China’s unprecedented systematic and proactive risk management, based on collaboration between government officials and health experts, has proven to be effective in containing and controlling COVID-19. The timely release of disease-related clinical data to the public and the World Health Organization (WHO) helped many around the world prepare for the spread. Recently, the Hubei provincial government announced that those control measures will be lifted on 8th April, and cleared residents will finally be allowed to leave the city. Those who wish to enter the city will also need clearance, according to a statement from the provincial government. Officials have already begun to slowly relax some of the strict measures put in place in Wuhan. Road checkpoints are being removed, and some private vehicles have returned to the streets. The city’s subway system remains shut down but has begun trial runs as workers disinfect the subway trains and stations in preparation for the restoration of public transport.

Zou Yue started with a good introduction: “Covid-19 respects no national borders, no social bounds, no political systems, and no cultural values. It hits us just as hard. It levels the world.” Other governments, including Bangladesh, have imposed similar controls, closing regions or national borders, as the virus spread around the globe. I am concluding today’s column with Zou’s inspirational words, “We should all move ahead with humility, there is no decision without trade-offs, and most of all: there is nothing without skin in the game. And now the whole world has learnt or is learning to play”.

(The writer acknowledges with gratitude the different sources of information.)

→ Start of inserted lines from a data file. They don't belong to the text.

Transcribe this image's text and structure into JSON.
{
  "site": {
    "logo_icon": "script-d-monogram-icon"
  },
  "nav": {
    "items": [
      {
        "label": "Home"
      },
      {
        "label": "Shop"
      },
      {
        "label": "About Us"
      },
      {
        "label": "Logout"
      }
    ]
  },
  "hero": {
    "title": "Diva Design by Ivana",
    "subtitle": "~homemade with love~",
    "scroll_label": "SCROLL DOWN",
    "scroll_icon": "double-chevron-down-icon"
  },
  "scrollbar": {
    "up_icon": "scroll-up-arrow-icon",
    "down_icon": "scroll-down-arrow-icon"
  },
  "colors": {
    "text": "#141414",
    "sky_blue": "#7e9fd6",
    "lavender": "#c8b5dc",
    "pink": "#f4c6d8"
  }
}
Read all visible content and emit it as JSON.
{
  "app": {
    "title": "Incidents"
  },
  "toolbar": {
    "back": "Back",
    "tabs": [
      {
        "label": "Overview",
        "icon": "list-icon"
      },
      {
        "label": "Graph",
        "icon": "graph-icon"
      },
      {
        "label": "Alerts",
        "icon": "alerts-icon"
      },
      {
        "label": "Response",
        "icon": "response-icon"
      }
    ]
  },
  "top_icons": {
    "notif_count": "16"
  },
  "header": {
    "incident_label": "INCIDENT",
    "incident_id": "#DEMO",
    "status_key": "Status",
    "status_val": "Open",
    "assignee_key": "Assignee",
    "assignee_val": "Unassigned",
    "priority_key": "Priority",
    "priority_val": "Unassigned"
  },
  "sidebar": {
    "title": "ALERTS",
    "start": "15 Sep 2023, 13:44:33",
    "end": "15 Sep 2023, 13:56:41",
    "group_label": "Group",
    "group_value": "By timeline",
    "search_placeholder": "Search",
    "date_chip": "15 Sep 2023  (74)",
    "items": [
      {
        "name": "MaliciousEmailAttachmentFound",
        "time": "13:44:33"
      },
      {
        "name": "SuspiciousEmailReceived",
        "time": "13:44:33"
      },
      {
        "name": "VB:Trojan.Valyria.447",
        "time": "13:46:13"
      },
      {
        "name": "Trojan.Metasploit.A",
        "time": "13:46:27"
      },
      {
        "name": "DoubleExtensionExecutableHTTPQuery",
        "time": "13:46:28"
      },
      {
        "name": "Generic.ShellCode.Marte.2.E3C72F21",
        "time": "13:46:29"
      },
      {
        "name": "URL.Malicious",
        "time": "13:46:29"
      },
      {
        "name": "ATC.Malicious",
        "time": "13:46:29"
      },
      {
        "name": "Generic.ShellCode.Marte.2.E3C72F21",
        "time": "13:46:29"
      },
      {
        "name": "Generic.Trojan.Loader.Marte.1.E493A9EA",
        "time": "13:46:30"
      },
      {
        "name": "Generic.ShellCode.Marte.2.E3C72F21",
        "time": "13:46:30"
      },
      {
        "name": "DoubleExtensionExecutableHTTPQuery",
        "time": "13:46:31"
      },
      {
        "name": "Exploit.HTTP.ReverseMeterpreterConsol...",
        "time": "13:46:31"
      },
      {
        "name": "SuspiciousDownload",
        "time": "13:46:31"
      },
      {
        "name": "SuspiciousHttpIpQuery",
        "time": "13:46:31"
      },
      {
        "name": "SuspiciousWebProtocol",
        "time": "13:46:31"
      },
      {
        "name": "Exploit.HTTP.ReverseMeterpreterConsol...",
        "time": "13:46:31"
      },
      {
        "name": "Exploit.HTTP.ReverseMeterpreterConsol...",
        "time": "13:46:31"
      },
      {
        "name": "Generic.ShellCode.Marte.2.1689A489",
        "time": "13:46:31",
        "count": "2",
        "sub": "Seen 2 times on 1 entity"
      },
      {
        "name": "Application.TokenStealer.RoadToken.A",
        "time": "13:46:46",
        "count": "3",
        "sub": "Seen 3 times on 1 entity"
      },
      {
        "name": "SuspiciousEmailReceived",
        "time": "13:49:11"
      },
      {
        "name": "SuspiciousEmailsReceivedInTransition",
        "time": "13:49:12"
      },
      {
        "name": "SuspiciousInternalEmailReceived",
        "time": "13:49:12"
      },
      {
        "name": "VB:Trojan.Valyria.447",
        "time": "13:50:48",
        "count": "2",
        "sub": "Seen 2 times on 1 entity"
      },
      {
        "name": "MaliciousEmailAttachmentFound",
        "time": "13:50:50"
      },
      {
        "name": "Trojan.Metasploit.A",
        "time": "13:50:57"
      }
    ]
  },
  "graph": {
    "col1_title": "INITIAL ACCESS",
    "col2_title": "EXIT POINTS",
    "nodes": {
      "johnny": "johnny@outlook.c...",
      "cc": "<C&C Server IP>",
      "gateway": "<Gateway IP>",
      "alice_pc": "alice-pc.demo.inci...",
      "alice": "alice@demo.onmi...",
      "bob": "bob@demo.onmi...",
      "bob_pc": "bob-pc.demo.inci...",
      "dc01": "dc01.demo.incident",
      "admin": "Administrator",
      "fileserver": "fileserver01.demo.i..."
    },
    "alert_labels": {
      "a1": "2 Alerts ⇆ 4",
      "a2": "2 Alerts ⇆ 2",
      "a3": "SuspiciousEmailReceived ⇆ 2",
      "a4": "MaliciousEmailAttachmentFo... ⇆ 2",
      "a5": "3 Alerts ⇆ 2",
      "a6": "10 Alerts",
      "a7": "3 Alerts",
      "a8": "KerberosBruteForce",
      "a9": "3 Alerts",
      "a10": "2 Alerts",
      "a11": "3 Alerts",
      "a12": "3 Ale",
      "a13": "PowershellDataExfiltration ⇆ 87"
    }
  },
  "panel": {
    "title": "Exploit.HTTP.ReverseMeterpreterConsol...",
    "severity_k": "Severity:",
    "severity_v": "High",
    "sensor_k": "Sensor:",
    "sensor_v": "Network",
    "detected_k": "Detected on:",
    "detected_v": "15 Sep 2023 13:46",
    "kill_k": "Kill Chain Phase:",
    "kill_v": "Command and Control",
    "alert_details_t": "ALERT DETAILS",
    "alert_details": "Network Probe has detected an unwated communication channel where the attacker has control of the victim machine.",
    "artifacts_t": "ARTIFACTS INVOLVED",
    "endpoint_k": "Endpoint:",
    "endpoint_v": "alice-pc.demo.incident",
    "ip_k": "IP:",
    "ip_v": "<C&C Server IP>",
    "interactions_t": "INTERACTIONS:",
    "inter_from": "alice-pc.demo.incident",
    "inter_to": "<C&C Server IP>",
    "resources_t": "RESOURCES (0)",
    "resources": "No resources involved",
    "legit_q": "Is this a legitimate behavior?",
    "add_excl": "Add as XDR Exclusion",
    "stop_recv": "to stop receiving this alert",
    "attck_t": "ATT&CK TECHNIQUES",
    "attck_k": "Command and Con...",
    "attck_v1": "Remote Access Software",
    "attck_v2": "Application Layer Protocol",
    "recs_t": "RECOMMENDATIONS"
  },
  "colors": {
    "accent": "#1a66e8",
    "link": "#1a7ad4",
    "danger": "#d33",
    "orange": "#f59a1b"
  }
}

The writer is a Chinese Government Ph.D. Fellow and Assistant Professor, Department of Public Administration, Jagannath University, Dhaka